A man whose young son was shot dead in a cafe in Turkey has said he wants to ensure the voice of victims is heard in crucial international talks on arms.
David Grimason, whose two-year-old son Alistair was killed almost 10 years ago, is preparing to return to the United Nations (UN) in New York ahead of discussions on an arms trade treaty resuming on Monday.
Mr Grimason, 41, attended similar talks at the UN last July but officials were unable to reach an agreement.
He said: "The UN must deliver this treaty - far too many lives are lost every year and their inaction will simply lead to more unnecessary deaths.
"Alistair was robbed of the chance to grow up and I was robbed of the opportunity to be a dad, all because a man - armed with an illegal gun - chose to open fire.
"By attending these talks I hope I can play a small part in ensuring diplomats remain focused on why this treaty is so important - the voice of victims must be heard."
Mr Grimason, who now lives in Aberdeen, has been campaigning for tighter controls on the trade of weapons since his son was killed during a gunfight at a cafe in the seaside village of Foca in July 2003.
The youngster was asleep in his pram when an argument broke out at a nearby table and a man opened fire, killing the toddler.
His father will travel to New York at the weekend with representatives of the charity Oxfam, which estimates more than 325,000 people have lost their lives since last year's talks ended without agreement.
Mr Grimason vowed: "I will not give up on this fight for a strong arms trade treaty because I know it will save lives and prevent other families experiencing what we've been through.

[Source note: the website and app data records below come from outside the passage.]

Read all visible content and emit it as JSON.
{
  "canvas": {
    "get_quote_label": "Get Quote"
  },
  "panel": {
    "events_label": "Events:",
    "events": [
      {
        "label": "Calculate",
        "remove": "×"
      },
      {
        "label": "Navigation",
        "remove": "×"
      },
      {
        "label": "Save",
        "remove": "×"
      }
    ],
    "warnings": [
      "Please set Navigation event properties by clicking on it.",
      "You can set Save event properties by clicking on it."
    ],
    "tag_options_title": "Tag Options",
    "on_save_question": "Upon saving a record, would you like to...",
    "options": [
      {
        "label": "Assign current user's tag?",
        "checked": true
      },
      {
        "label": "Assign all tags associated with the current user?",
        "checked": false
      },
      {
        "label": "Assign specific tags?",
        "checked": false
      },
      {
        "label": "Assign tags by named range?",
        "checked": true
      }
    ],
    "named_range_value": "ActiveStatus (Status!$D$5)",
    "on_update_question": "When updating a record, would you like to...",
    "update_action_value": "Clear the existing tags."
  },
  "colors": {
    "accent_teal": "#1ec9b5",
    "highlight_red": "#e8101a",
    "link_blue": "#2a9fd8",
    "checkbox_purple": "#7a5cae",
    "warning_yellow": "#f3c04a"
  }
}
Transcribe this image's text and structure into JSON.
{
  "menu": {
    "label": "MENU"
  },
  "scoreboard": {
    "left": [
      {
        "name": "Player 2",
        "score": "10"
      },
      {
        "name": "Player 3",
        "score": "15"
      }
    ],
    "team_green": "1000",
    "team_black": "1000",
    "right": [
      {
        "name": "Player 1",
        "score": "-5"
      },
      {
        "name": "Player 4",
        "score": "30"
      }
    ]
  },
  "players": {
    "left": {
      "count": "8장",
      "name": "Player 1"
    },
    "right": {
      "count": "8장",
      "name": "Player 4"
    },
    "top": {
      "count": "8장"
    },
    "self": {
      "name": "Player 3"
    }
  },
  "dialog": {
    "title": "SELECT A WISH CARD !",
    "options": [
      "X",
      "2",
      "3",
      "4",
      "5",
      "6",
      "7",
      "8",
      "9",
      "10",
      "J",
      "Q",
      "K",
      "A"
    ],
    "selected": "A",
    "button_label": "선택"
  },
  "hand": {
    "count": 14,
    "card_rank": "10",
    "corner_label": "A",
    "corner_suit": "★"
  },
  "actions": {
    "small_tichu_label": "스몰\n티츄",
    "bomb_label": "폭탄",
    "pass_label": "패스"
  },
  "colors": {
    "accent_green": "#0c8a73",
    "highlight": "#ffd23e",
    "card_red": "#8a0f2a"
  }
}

I was bitterly disappointed when last year's talks failed to secure a deal - but we have a great opportunity to do just that over the coming few weeks."